DESCRIPTION OF THE TASK
Among the entries that follow, find every line with the word "artist" and copy it.

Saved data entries

....

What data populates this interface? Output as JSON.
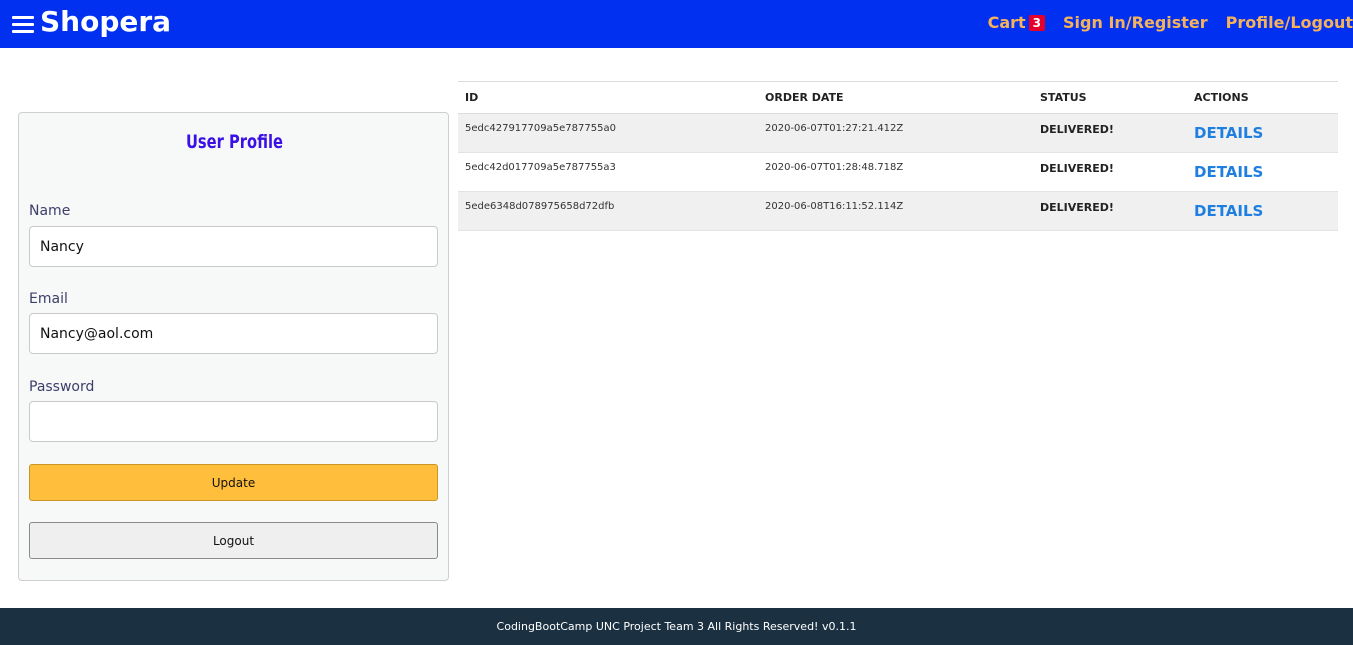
{
  "header": {
    "brand": "Shopera",
    "cart_label": "Cart",
    "cart_count": "3",
    "signin_label": "Sign In/Register",
    "profile_label": "Profile/Logout"
  },
  "profile": {
    "title": "User Profile",
    "name_label": "Name",
    "name_value": "Nancy",
    "email_label": "Email",
    "email_value": "Nancy@aol.com",
    "password_label": "Password",
    "password_value": "",
    "update_label": "Update",
    "logout_label": "Logout"
  },
  "orders": {
    "columns": [
      "ID",
      "ORDER DATE",
      "STATUS",
      "ACTIONS"
    ],
    "rows": [
      {
        "id": "5edc427917709a5e787755a0",
        "date": "2020-06-07T01:27:21.412Z",
        "status": "DELIVERED!",
        "action": "DETAILS"
      },
      {
        "id": "5edc42d017709a5e787755a3",
        "date": "2020-06-07T01:28:48.718Z",
        "status": "DELIVERED!",
        "action": "DETAILS"
      },
      {
        "id": "5ede6348d078975658d72dfb",
        "date": "2020-06-08T16:11:52.114Z",
        "status": "DELIVERED!",
        "action": "DETAILS"
      }
    ]
  },
  "footer": {
    "text": "CodingBootCamp UNC Project Team 3 All Rights Reserved! v0.1.1"
  },
  "colors": {
    "header_bg": "#0130f0",
    "nav_link": "#f5b25a",
    "badge": "#e4002b",
    "update_button": "#ffbe3c",
    "details_link": "#1e7fe0",
    "footer_bg": "#1b3142"
  }
}
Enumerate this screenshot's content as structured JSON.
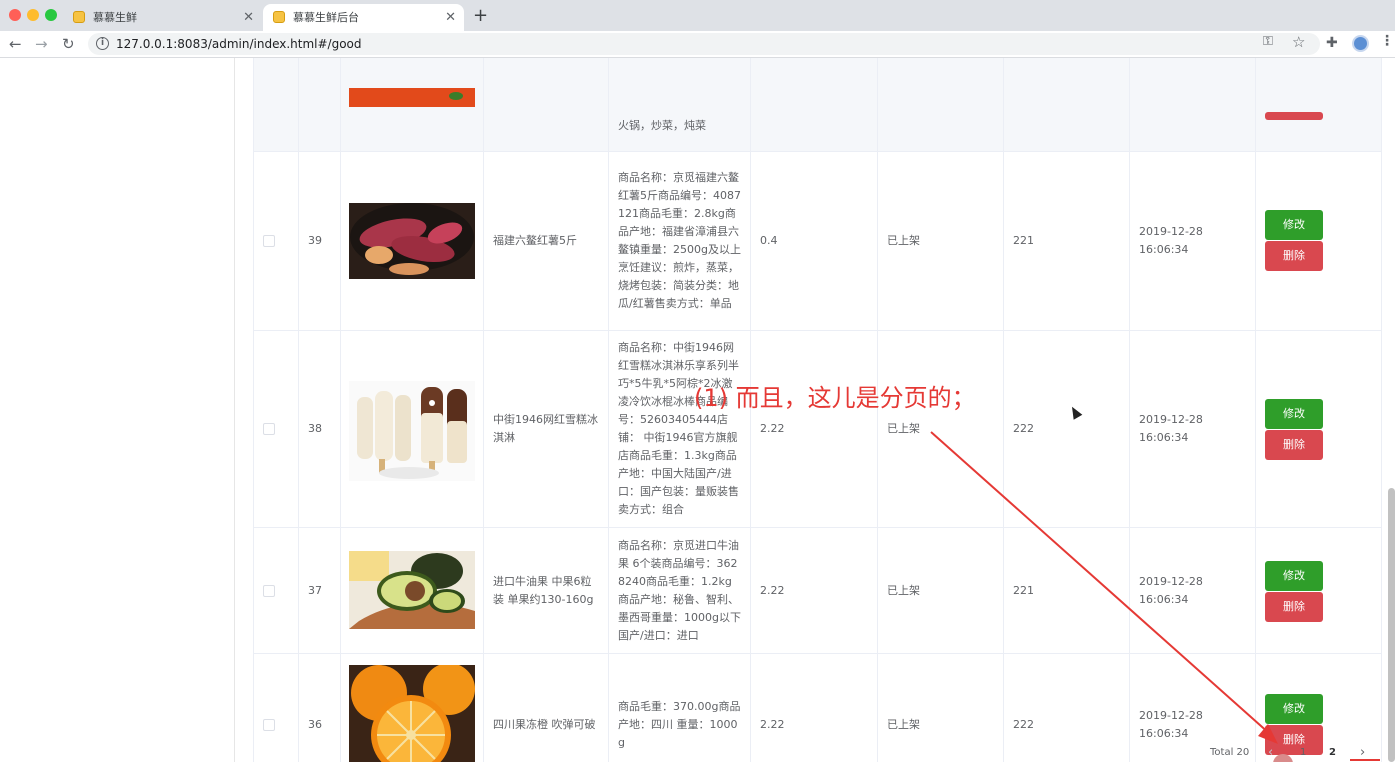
{
  "browser": {
    "tabs": [
      {
        "title": "慕慕生鲜",
        "active": false
      },
      {
        "title": "慕慕生鲜后台",
        "active": true
      }
    ],
    "new_tab_symbol": "+",
    "url": "127.0.0.1:8083/admin/index.html#/good"
  },
  "top_row": {
    "description_tail": "火锅，炒菜，炖菜"
  },
  "rows": [
    {
      "id": "39",
      "name": "福建六鳌红薯5斤",
      "description": "商品名称：京觅福建六鳌红薯5斤商品编号：4087121商品毛重：2.8kg商品产地：福建省漳浦县六鳌镇重量：2500g及以上烹饪建议：煎炸，蒸菜，烧烤包装：简装分类：地瓜/红薯售卖方式：单品",
      "price": "0.4",
      "status": "已上架",
      "stock": "221",
      "time": "2019-12-28 16:06:34",
      "image": "sweet-potato-image"
    },
    {
      "id": "38",
      "name": "中街1946网红雪糕冰淇淋",
      "description": "商品名称：中街1946网红雪糕冰淇淋乐享系列半巧*5牛乳*5阿棕*2冰激凌冷饮冰棍冰棒商品编号：52603405444店铺： 中街1946官方旗舰店商品毛重：1.3kg商品产地：中国大陆国产/进口：国产包装：量贩装售卖方式：组合",
      "price": "2.22",
      "status": "已上架",
      "stock": "222",
      "time": "2019-12-28 16:06:34",
      "image": "ice-cream-image"
    },
    {
      "id": "37",
      "name": "进口牛油果 中果6粒装 单果约130-160g",
      "description": "商品名称：京觅进口牛油果 6个装商品编号：3628240商品毛重：1.2kg商品产地：秘鲁、智利、墨西哥重量：1000g以下国产/进口：进口",
      "price": "2.22",
      "status": "已上架",
      "stock": "221",
      "time": "2019-12-28 16:06:34",
      "image": "avocado-image"
    },
    {
      "id": "36",
      "name": "四川果冻橙 吹弹可破",
      "description": "商品毛重：370.00g商品产地：四川 重量：1000g",
      "price": "2.22",
      "status": "已上架",
      "stock": "222",
      "time": "2019-12-28 16:06:34",
      "image": "orange-image"
    }
  ],
  "buttons": {
    "edit": "修改",
    "delete": "删除"
  },
  "pagination": {
    "total": "Total 20",
    "prev": "‹",
    "pages": [
      "1",
      "2"
    ],
    "current": "2",
    "next": "›"
  },
  "annotation": {
    "text": "(1) 而且，这儿是分页的；"
  },
  "colors": {
    "edit_button": "#2f9e2a",
    "delete_button": "#d9484f",
    "annotation": "#e53935"
  }
}
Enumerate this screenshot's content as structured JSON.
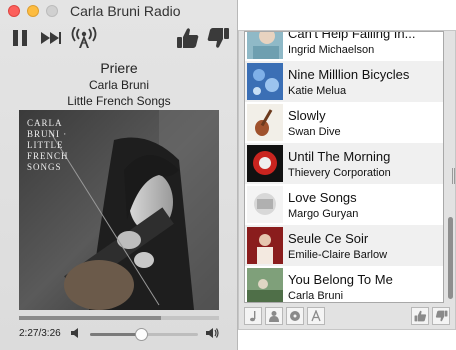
{
  "window": {
    "title": "Carla Bruni Radio"
  },
  "now_playing": {
    "title": "Priere",
    "artist": "Carla Bruni",
    "album": "Little French Songs",
    "album_art_text": "CARLA BRUNI · LITTLE FRENCH SONGS",
    "elapsed": "2:27",
    "duration": "3:26",
    "time_label": "2:27/3:26",
    "progress": 0.71,
    "volume": 0.47
  },
  "toolbar": {
    "pause_icon": "pause-icon",
    "skip_icon": "skip-forward-icon",
    "station_icon": "radio-tower-icon",
    "thumbs_up_icon": "thumbs-up-icon",
    "thumbs_down_icon": "thumbs-down-icon"
  },
  "history": [
    {
      "title": "Can't Help Falling In...",
      "artist": "Ingrid Michaelson"
    },
    {
      "title": "Nine Milllion Bicycles",
      "artist": "Katie Melua"
    },
    {
      "title": "Slowly",
      "artist": "Swan Dive"
    },
    {
      "title": "Until The Morning",
      "artist": "Thievery Corporation"
    },
    {
      "title": "Love Songs",
      "artist": "Margo Guryan"
    },
    {
      "title": "Seule Ce Soir",
      "artist": "Emilie-Claire Barlow"
    },
    {
      "title": "You Belong To Me",
      "artist": "Carla Bruni"
    }
  ],
  "drawer_footer": {
    "left_icons": [
      "music-note-icon",
      "artist-icon",
      "album-icon",
      "lyrics-icon"
    ],
    "right_icons": [
      "thumbs-up-icon",
      "thumbs-down-icon"
    ]
  },
  "colors": {
    "close": "#fc605c",
    "minimize": "#fdbc40",
    "zoom": "#d0d0d0"
  }
}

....

SOLUTION TO THIS TASK
    "artist": "Carla Bruni",
      "artist": "Ingrid Michaelson"
      "artist": "Katie Melua"
      "artist": "Swan Dive"
      "artist": "Thievery Corporation"
      "artist": "Margo Guryan"
      "artist": "Emilie-Claire Barlow"
      "artist": "Carla Bruni"
      "artist-icon",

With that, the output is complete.